- [ASSIGNMENT]: Your answer should be an exact copy of the listing.

- [EXTRACTED INFORMATION]:
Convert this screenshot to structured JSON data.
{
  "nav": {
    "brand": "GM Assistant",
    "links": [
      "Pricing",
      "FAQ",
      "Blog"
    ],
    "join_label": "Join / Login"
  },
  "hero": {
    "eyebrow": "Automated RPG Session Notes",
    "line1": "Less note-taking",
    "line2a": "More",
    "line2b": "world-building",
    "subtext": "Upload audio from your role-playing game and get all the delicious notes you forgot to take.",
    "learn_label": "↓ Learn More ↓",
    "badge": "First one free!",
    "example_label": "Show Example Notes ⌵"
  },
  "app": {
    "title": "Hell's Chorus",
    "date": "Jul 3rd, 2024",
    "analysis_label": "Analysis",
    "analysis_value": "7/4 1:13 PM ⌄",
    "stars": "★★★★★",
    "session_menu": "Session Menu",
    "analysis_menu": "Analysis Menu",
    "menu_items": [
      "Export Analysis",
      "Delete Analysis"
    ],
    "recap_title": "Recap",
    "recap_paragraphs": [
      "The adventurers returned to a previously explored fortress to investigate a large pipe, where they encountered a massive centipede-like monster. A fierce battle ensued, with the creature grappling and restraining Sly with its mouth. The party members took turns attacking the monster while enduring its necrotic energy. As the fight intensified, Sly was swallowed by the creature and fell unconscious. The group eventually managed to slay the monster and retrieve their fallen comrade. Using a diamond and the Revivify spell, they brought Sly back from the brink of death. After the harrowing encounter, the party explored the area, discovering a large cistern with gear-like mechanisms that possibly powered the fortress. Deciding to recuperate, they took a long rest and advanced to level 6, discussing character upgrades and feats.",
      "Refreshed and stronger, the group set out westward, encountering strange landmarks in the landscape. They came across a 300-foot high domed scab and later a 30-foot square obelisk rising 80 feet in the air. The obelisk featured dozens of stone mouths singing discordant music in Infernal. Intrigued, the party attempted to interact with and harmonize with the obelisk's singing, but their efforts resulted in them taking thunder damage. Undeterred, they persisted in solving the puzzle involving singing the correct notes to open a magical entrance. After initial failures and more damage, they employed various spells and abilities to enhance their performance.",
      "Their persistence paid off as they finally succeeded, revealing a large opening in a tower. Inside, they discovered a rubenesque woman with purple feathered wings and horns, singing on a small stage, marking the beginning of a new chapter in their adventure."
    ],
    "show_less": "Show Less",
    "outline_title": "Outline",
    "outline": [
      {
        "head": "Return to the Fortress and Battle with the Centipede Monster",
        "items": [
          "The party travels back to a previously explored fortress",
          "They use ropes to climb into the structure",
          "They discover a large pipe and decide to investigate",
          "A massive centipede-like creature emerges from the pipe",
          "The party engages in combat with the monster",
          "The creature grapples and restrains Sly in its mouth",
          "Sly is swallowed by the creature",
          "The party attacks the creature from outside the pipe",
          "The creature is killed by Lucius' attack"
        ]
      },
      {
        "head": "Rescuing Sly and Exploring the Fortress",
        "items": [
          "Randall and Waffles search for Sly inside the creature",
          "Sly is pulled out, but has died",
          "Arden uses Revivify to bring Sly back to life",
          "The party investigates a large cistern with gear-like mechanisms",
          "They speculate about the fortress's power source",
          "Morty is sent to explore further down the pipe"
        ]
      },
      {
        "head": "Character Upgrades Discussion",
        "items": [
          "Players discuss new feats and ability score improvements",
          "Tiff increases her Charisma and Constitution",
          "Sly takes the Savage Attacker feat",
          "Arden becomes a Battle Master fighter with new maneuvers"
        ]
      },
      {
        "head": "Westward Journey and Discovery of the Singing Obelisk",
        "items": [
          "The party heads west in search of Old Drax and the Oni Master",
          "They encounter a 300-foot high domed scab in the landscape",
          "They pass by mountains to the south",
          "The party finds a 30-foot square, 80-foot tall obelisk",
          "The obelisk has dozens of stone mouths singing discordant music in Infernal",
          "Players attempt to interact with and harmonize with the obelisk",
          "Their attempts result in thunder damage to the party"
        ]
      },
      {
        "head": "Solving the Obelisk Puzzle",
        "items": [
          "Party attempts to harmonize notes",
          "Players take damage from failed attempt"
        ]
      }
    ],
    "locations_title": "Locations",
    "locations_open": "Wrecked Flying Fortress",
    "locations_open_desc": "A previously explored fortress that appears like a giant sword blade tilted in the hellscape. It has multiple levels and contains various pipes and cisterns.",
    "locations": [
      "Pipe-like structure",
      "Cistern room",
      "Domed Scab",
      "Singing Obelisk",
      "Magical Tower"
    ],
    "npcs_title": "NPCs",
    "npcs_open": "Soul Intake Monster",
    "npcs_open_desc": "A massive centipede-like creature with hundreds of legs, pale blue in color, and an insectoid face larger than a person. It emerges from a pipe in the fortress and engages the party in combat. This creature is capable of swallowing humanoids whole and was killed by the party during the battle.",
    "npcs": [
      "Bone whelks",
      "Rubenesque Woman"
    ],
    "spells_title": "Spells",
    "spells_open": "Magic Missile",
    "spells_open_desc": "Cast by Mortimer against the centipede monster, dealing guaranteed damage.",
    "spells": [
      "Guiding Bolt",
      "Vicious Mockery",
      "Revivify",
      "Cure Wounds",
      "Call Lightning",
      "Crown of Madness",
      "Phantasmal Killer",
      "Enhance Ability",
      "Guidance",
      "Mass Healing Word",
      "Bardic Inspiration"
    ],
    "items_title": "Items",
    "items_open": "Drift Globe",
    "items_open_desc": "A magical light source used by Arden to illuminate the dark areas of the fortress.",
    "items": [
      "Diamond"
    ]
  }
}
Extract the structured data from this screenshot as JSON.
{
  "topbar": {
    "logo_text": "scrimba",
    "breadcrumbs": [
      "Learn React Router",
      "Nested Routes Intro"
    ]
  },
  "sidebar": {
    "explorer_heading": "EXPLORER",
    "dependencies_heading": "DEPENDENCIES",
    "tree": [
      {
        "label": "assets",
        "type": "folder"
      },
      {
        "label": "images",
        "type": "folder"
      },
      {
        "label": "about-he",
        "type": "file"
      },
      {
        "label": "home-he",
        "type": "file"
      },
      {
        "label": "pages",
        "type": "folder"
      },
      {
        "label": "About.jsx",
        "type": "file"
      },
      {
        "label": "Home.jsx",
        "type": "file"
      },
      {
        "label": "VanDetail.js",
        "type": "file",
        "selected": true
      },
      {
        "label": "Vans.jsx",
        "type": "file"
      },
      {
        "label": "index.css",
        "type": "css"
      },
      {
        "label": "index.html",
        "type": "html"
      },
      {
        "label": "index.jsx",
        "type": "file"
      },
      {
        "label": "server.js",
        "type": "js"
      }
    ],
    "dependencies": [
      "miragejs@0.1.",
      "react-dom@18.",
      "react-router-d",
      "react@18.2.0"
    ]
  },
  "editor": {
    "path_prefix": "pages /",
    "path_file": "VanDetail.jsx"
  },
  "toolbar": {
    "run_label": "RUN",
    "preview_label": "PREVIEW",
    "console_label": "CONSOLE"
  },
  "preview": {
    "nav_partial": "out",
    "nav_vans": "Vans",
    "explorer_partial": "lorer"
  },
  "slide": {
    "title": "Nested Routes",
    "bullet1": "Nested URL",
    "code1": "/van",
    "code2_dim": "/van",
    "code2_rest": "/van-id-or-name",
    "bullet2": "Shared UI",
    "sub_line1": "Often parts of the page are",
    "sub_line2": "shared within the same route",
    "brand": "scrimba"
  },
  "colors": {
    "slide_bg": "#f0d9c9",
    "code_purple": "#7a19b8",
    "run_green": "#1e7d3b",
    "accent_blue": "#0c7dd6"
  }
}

- [THE COMPLETED TASK]:
Convert this screenshot to structured JSON data.
{
  "nav": {
    "brand": "GM Assistant",
    "links": [
      "Pricing",
      "FAQ",
      "Blog"
    ],
    "join_label": "Join / Login"
  },
  "hero": {
    "eyebrow": "Automated RPG Session Notes",
    "line1": "Less note-taking",
    "line2a": "More",
    "line2b": "world-building",
    "subtext": "Upload audio from your role-playing game and get all the delicious notes you forgot to take.",
    "learn_label": "↓ Learn More ↓",
    "badge": "First one free!",
    "example_label": "Show Example Notes ⌵"
  },
  "app": {
    "title": "Hell's Chorus",
    "date": "Jul 3rd, 2024",
    "analysis_label": "Analysis",
    "analysis_value": "7/4 1:13 PM ⌄",
    "stars": "★★★★★",
    "session_menu": "Session Menu",
    "analysis_menu": "Analysis Menu",
    "menu_items": [
      "Export Analysis",
      "Delete Analysis"
    ],
    "recap_title": "Recap",
    "recap_paragraphs": [
      "The adventurers returned to a previously explored fortress to investigate a large pipe, where they encountered a massive centipede-like monster. A fierce battle ensued, with the creature grappling and restraining Sly with its mouth. The party members took turns attacking the monster while enduring its necrotic energy. As the fight intensified, Sly was swallowed by the creature and fell unconscious. The group eventually managed to slay the monster and retrieve their fallen comrade. Using a diamond and the Revivify spell, they brought Sly back from the brink of death. After the harrowing encounter, the party explored the area, discovering a large cistern with gear-like mechanisms that possibly powered the fortress. Deciding to recuperate, they took a long rest and advanced to level 6, discussing character upgrades and feats.",
      "Refreshed and stronger, the group set out westward, encountering strange landmarks in the landscape. They came across a 300-foot high domed scab and later a 30-foot square obelisk rising 80 feet in the air. The obelisk featured dozens of stone mouths singing discordant music in Infernal. Intrigued, the party attempted to interact with and harmonize with the obelisk's singing, but their efforts resulted in them taking thunder damage. Undeterred, they persisted in solving the puzzle involving singing the correct notes to open a magical entrance. After initial failures and more damage, they employed various spells and abilities to enhance their performance.",
      "Their persistence paid off as they finally succeeded, revealing a large opening in a tower. Inside, they discovered a rubenesque woman with purple feathered wings and horns, singing on a small stage, marking the beginning of a new chapter in their adventure."
    ],
    "show_less": "Show Less",
    "outline_title": "Outline",
    "outline": [
      {
        "head": "Return to the Fortress and Battle with the Centipede Monster",
        "items": [
          "The party travels back to a previously explored fortress",
          "They use ropes to climb into the structure",
          "They discover a large pipe and decide to investigate",
          "A massive centipede-like creature emerges from the pipe",
          "The party engages in combat with the monster",
          "The creature grapples and restrains Sly in its mouth",
          "Sly is swallowed by the creature",
          "The party attacks the creature from outside the pipe",
          "The creature is killed by Lucius' attack"
        ]
      },
      {
        "head": "Rescuing Sly and Exploring the Fortress",
        "items": [
          "Randall and Waffles search for Sly inside the creature",
          "Sly is pulled out, but has died",
          "Arden uses Revivify to bring Sly back to life",
          "The party investigates a large cistern with gear-like mechanisms",
          "They speculate about the fortress's power source",
          "Morty is sent to explore further down the pipe"
        ]
      },
      {
        "head": "Character Upgrades Discussion",
        "items": [
          "Players discuss new feats and ability score improvements",
          "Tiff increases her Charisma and Constitution",
          "Sly takes the Savage Attacker feat",
          "Arden becomes a Battle Master fighter with new maneuvers"
        ]
      },
      {
        "head": "Westward Journey and Discovery of the Singing Obelisk",
        "items": [
          "The party heads west in search of Old Drax and the Oni Master",
          "They encounter a 300-foot high domed scab in the landscape",
          "They pass by mountains to the south",
          "The party finds a 30-foot square, 80-foot tall obelisk",
          "The obelisk has dozens of stone mouths singing discordant music in Infernal",
          "Players attempt to interact with and harmonize with the obelisk",
          "Their attempts result in thunder damage to the party"
        ]
      },
      {
        "head": "Solving the Obelisk Puzzle",
        "items": [
          "Party attempts to harmonize notes",
          "Players take damage from failed attempt"
        ]
      }
    ],
    "locations_title": "Locations",
    "locations_open": "Wrecked Flying Fortress",
    "locations_open_desc": "A previously explored fortress that appears like a giant sword blade tilted in the hellscape. It has multiple levels and contains various pipes and cisterns.",
    "locations": [
      "Pipe-like structure",
      "Cistern room",
      "Domed Scab",
      "Singing Obelisk",
      "Magical Tower"
    ],
    "npcs_title": "NPCs",
    "npcs_open": "Soul Intake Monster",
    "npcs_open_desc": "A massive centipede-like creature with hundreds of legs, pale blue in color, and an insectoid face larger than a person. It emerges from a pipe in the fortress and engages the party in combat. This creature is capable of swallowing humanoids whole and was killed by the party during the battle.",
    "npcs": [
      "Bone whelks",
      "Rubenesque Woman"
    ],
    "spells_title": "Spells",
    "spells_open": "Magic Missile",
    "spells_open_desc": "Cast by Mortimer against the centipede monster, dealing guaranteed damage.",
    "spells": [
      "Guiding Bolt",
      "Vicious Mockery",
      "Revivify",
      "Cure Wounds",
      "Call Lightning",
      "Crown of Madness",
      "Phantasmal Killer",
      "Enhance Ability",
      "Guidance",
      "Mass Healing Word",
      "Bardic Inspiration"
    ],
    "items_title": "Items",
    "items_open": "Drift Globe",
    "items_open_desc": "A magical light source used by Arden to illuminate the dark areas of the fortress.",
    "items": [
      "Diamond"
    ]
  }
}
Extract the structured data from this screenshot as JSON.
{
  "topbar": {
    "logo_text": "scrimba",
    "breadcrumbs": [
      "Learn React Router",
      "Nested Routes Intro"
    ]
  },
  "sidebar": {
    "explorer_heading": "EXPLORER",
    "dependencies_heading": "DEPENDENCIES",
    "tree": [
      {
        "label": "assets",
        "type": "folder"
      },
      {
        "label": "images",
        "type": "folder"
      },
      {
        "label": "about-he",
        "type": "file"
      },
      {
        "label": "home-he",
        "type": "file"
      },
      {
        "label": "pages",
        "type": "folder"
      },
      {
        "label": "About.jsx",
        "type": "file"
      },
      {
        "label": "Home.jsx",
        "type": "file"
      },
      {
        "label": "VanDetail.js",
        "type": "file",
        "selected": true
      },
      {
        "label": "Vans.jsx",
        "type": "file"
      },
      {
        "label": "index.css",
        "type": "css"
      },
      {
        "label": "index.html",
        "type": "html"
      },
      {
        "label": "index.jsx",
        "type": "file"
      },
      {
        "label": "server.js",
        "type": "js"
      }
    ],
    "dependencies": [
      "miragejs@0.1.",
      "react-dom@18.",
      "react-router-d",
      "react@18.2.0"
    ]
  },
  "editor": {
    "path_prefix": "pages /",
    "path_file": "VanDetail.jsx"
  },
  "toolbar": {
    "run_label": "RUN",
    "preview_label": "PREVIEW",
    "console_label": "CONSOLE"
  },
  "preview": {
    "nav_partial": "out",
    "nav_vans": "Vans",
    "explorer_partial": "lorer"
  },
  "slide": {
    "title": "Nested Routes",
    "bullet1": "Nested URL",
    "code1": "/van",
    "code2_dim": "/van",
    "code2_rest": "/van-id-or-name",
    "bullet2": "Shared UI",
    "sub_line1": "Often parts of the page are",
    "sub_line2": "shared within the same route",
    "brand": "scrimba"
  },
  "colors": {
    "slide_bg": "#f0d9c9",
    "code_purple": "#7a19b8",
    "run_green": "#1e7d3b",
    "accent_blue": "#0c7dd6"
  }
}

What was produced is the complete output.